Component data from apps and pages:
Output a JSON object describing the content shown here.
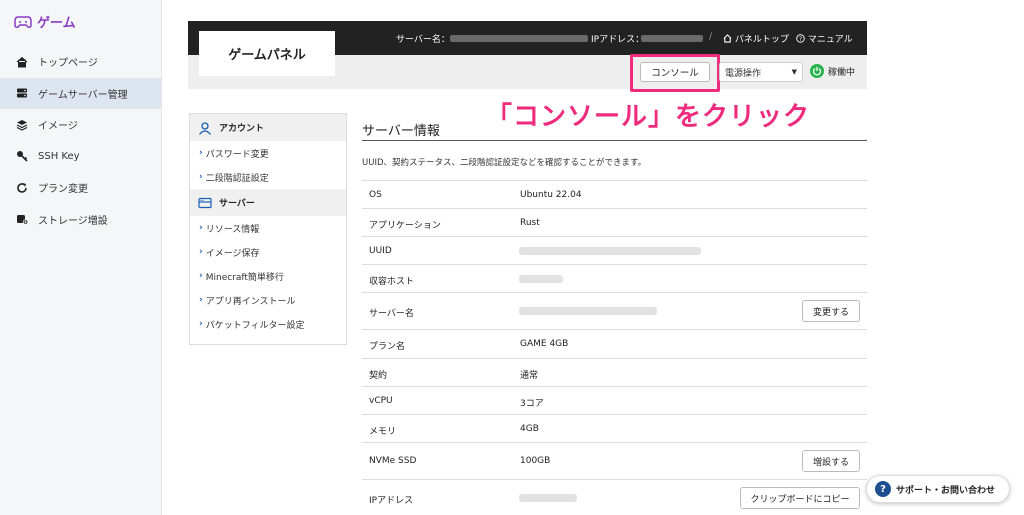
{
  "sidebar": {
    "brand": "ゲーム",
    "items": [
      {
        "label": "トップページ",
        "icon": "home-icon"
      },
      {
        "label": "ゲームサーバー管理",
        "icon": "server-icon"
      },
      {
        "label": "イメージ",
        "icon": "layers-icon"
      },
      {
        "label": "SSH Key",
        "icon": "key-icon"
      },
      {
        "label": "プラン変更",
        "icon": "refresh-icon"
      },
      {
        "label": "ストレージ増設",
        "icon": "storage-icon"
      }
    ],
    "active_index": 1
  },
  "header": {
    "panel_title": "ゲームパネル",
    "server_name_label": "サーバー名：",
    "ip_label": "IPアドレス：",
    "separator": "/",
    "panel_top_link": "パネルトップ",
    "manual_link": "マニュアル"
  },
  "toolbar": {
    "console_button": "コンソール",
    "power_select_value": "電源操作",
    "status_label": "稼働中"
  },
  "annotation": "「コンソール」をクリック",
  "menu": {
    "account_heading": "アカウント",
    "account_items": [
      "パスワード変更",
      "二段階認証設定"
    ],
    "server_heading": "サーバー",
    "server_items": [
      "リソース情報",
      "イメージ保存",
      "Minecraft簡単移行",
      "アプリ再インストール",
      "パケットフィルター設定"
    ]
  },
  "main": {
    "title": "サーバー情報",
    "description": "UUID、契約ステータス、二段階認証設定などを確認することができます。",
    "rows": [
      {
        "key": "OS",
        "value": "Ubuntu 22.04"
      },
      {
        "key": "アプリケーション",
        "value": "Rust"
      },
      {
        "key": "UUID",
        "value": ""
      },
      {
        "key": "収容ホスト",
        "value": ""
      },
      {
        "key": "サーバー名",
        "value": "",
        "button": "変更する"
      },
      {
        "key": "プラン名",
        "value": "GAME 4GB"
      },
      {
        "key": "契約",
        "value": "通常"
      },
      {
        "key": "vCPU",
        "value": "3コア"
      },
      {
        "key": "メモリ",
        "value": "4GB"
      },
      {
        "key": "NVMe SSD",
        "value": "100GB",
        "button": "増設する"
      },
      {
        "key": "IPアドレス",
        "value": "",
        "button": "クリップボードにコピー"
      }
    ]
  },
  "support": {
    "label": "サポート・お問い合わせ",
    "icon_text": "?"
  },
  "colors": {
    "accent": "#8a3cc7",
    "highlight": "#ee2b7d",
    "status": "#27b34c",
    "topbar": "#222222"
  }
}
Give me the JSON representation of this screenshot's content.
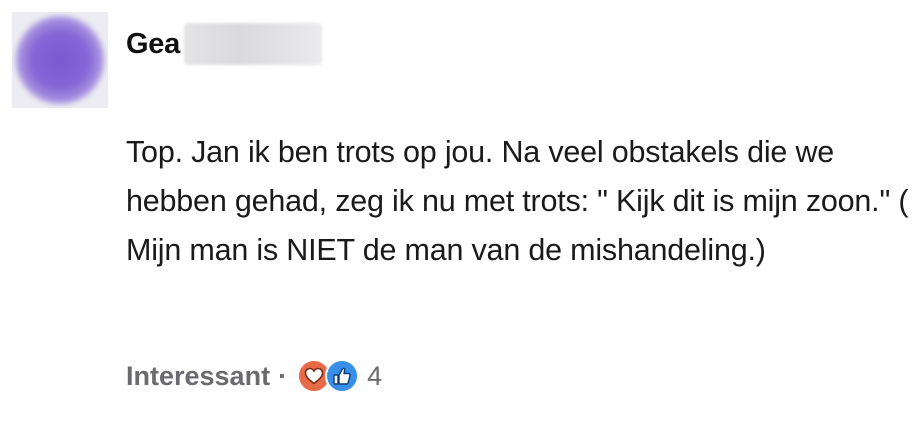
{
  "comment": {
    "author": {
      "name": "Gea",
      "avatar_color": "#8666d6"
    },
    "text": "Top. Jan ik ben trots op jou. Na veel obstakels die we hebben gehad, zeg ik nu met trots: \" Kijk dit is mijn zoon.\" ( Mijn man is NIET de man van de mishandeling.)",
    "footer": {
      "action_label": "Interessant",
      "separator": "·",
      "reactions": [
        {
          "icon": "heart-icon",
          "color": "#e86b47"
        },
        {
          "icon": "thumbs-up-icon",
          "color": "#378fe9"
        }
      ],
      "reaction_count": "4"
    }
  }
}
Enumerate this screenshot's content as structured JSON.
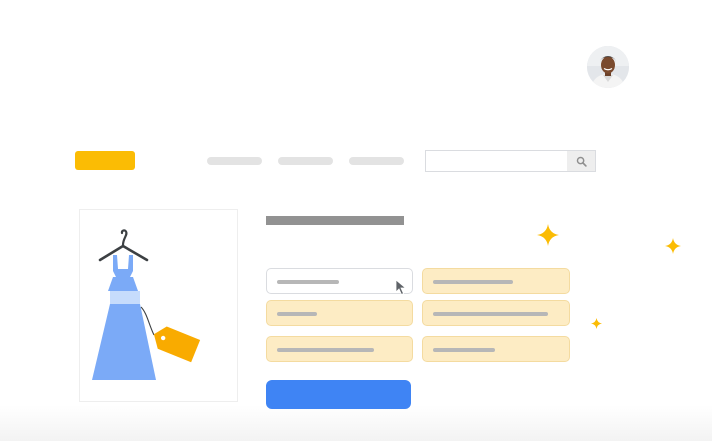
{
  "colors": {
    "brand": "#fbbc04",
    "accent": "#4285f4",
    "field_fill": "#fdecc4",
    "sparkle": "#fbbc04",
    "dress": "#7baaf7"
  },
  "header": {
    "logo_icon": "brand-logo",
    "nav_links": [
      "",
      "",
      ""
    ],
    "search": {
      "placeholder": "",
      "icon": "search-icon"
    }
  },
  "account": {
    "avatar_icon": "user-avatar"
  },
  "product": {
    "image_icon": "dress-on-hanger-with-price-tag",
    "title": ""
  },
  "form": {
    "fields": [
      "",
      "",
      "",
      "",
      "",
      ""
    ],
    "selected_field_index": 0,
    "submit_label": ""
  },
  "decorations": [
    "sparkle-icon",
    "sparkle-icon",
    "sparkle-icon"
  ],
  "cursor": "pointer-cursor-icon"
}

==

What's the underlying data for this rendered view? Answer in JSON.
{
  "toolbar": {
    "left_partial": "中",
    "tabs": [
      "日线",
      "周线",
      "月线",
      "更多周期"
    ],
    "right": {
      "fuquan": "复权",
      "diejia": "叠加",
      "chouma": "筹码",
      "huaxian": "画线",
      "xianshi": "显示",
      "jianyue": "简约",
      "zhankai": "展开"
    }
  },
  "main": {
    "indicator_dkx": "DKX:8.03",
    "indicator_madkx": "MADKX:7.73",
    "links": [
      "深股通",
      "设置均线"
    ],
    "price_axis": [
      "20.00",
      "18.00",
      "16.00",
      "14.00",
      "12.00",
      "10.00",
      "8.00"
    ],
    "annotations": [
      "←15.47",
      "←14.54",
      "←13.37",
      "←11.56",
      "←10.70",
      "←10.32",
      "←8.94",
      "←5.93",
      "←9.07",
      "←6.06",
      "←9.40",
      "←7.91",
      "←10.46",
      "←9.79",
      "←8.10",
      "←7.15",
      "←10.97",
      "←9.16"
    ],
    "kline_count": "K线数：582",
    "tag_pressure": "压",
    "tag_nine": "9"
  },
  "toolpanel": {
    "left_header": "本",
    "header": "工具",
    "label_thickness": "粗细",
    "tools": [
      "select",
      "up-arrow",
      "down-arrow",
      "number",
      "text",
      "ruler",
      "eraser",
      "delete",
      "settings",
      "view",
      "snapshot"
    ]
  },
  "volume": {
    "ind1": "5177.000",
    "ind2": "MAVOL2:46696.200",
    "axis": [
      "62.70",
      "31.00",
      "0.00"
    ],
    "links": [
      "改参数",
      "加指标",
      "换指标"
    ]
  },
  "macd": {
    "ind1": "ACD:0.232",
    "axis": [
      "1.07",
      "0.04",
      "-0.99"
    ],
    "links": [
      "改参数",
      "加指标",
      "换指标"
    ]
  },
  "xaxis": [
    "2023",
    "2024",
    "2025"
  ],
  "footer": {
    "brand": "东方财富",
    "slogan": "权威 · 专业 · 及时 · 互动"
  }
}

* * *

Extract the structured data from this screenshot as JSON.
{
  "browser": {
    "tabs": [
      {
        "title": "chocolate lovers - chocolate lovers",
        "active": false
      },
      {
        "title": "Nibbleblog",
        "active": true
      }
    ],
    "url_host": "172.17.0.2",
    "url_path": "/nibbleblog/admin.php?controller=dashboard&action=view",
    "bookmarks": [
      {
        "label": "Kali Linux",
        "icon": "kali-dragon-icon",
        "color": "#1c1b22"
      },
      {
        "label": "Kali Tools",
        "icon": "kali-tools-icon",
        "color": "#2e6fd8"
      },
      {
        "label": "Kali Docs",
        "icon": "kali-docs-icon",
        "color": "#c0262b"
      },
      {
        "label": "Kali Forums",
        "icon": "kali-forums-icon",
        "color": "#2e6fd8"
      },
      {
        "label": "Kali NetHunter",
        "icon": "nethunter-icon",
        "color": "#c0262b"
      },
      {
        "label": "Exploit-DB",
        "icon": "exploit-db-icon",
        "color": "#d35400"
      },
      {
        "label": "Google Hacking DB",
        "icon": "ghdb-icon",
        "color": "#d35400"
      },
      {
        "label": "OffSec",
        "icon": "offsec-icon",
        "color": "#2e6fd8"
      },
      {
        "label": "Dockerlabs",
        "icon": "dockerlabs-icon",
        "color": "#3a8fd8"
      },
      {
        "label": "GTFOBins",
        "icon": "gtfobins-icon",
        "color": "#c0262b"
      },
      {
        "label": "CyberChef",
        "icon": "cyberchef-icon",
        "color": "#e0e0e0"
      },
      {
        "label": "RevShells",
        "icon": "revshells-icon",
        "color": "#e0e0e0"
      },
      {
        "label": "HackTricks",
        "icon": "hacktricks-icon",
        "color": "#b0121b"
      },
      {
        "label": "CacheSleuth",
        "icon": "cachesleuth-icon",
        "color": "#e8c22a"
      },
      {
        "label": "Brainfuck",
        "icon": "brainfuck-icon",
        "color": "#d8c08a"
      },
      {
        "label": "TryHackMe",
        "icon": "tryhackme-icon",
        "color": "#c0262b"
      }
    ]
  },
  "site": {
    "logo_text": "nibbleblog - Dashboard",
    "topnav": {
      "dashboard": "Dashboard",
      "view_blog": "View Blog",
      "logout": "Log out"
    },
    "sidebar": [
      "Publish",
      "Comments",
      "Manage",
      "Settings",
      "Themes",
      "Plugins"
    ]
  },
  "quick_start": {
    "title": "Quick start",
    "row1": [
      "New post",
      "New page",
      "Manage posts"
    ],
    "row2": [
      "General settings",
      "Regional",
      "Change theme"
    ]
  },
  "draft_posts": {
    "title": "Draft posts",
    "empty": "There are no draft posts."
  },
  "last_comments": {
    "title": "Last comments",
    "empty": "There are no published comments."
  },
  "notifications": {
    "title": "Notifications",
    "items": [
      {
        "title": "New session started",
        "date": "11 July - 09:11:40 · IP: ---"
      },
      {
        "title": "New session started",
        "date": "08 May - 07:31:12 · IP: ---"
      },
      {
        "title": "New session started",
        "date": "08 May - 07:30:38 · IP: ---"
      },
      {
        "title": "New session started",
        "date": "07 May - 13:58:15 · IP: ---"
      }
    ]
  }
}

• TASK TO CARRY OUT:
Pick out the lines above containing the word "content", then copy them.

• EXERCISE SOLUTION:
Output a JSON object describing the content shown here.
Give me the JSON representation of this screenshot's content.
Enumerate this screenshot's content as structured JSON.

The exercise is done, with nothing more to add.